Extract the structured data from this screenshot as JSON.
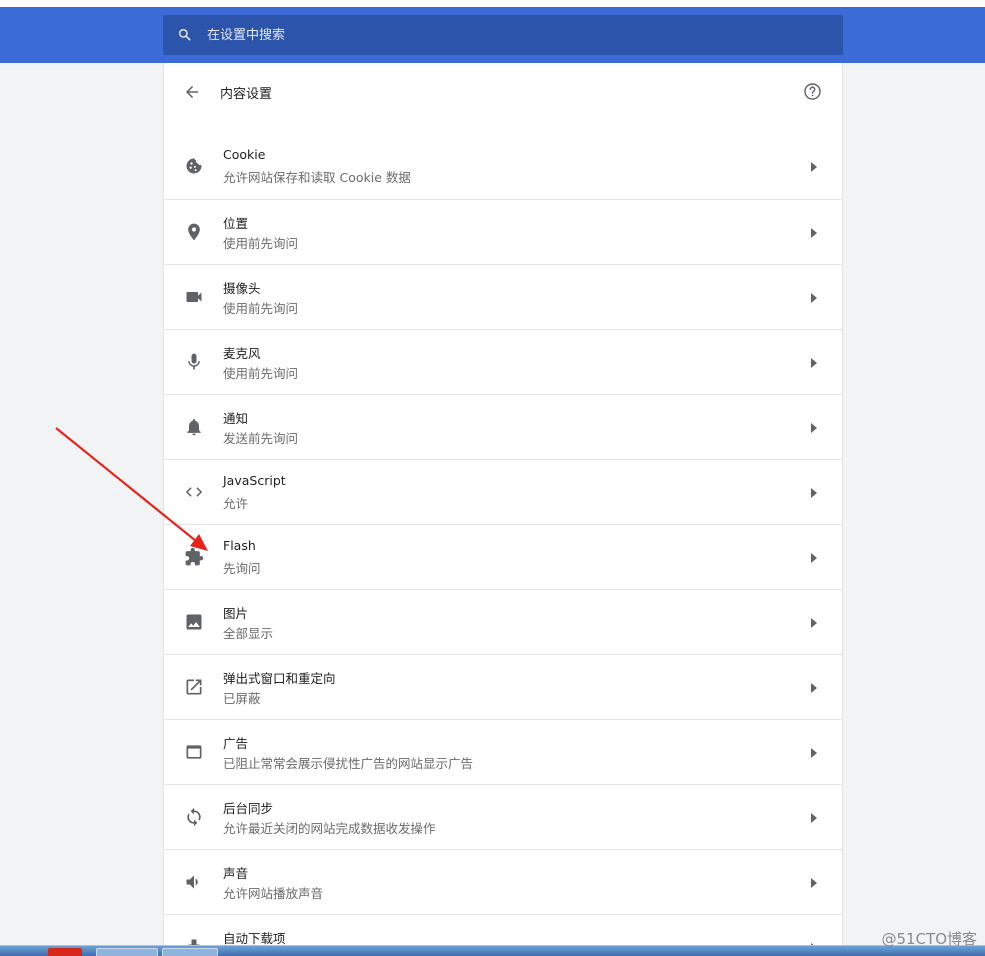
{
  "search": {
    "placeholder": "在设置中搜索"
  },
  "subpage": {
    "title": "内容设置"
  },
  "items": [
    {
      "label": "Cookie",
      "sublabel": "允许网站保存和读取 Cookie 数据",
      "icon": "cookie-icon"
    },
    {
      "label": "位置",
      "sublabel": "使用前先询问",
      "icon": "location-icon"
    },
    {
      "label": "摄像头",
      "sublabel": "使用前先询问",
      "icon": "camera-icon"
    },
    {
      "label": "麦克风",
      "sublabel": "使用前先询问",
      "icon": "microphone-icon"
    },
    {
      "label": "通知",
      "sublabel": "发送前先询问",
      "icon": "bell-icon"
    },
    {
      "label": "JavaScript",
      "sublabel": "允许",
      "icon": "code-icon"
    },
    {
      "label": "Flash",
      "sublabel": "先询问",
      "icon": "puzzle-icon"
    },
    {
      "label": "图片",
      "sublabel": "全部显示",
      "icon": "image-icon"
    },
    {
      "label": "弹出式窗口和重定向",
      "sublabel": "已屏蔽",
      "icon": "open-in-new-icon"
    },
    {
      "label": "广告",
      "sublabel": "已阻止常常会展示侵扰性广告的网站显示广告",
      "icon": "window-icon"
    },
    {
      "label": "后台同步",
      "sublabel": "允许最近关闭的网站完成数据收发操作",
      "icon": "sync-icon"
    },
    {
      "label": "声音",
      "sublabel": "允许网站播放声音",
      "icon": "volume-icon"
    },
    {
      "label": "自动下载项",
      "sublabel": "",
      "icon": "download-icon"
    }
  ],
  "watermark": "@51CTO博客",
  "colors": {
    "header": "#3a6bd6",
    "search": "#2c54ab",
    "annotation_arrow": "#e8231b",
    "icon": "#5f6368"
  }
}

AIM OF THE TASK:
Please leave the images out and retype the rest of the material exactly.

SOLUTION TO THIS EXERCISE:
Extract the structured data from this screenshot as JSON.
{
  "search": {
    "placeholder": "在设置中搜索"
  },
  "subpage": {
    "title": "内容设置"
  },
  "items": [
    {
      "label": "Cookie",
      "sublabel": "允许网站保存和读取 Cookie 数据",
      "icon": "cookie-icon"
    },
    {
      "label": "位置",
      "sublabel": "使用前先询问",
      "icon": "location-icon"
    },
    {
      "label": "摄像头",
      "sublabel": "使用前先询问",
      "icon": "camera-icon"
    },
    {
      "label": "麦克风",
      "sublabel": "使用前先询问",
      "icon": "microphone-icon"
    },
    {
      "label": "通知",
      "sublabel": "发送前先询问",
      "icon": "bell-icon"
    },
    {
      "label": "JavaScript",
      "sublabel": "允许",
      "icon": "code-icon"
    },
    {
      "label": "Flash",
      "sublabel": "先询问",
      "icon": "puzzle-icon"
    },
    {
      "label": "图片",
      "sublabel": "全部显示",
      "icon": "image-icon"
    },
    {
      "label": "弹出式窗口和重定向",
      "sublabel": "已屏蔽",
      "icon": "open-in-new-icon"
    },
    {
      "label": "广告",
      "sublabel": "已阻止常常会展示侵扰性广告的网站显示广告",
      "icon": "window-icon"
    },
    {
      "label": "后台同步",
      "sublabel": "允许最近关闭的网站完成数据收发操作",
      "icon": "sync-icon"
    },
    {
      "label": "声音",
      "sublabel": "允许网站播放声音",
      "icon": "volume-icon"
    },
    {
      "label": "自动下载项",
      "sublabel": "",
      "icon": "download-icon"
    }
  ],
  "watermark": "@51CTO博客",
  "colors": {
    "header": "#3a6bd6",
    "search": "#2c54ab",
    "annotation_arrow": "#e8231b",
    "icon": "#5f6368"
  }
}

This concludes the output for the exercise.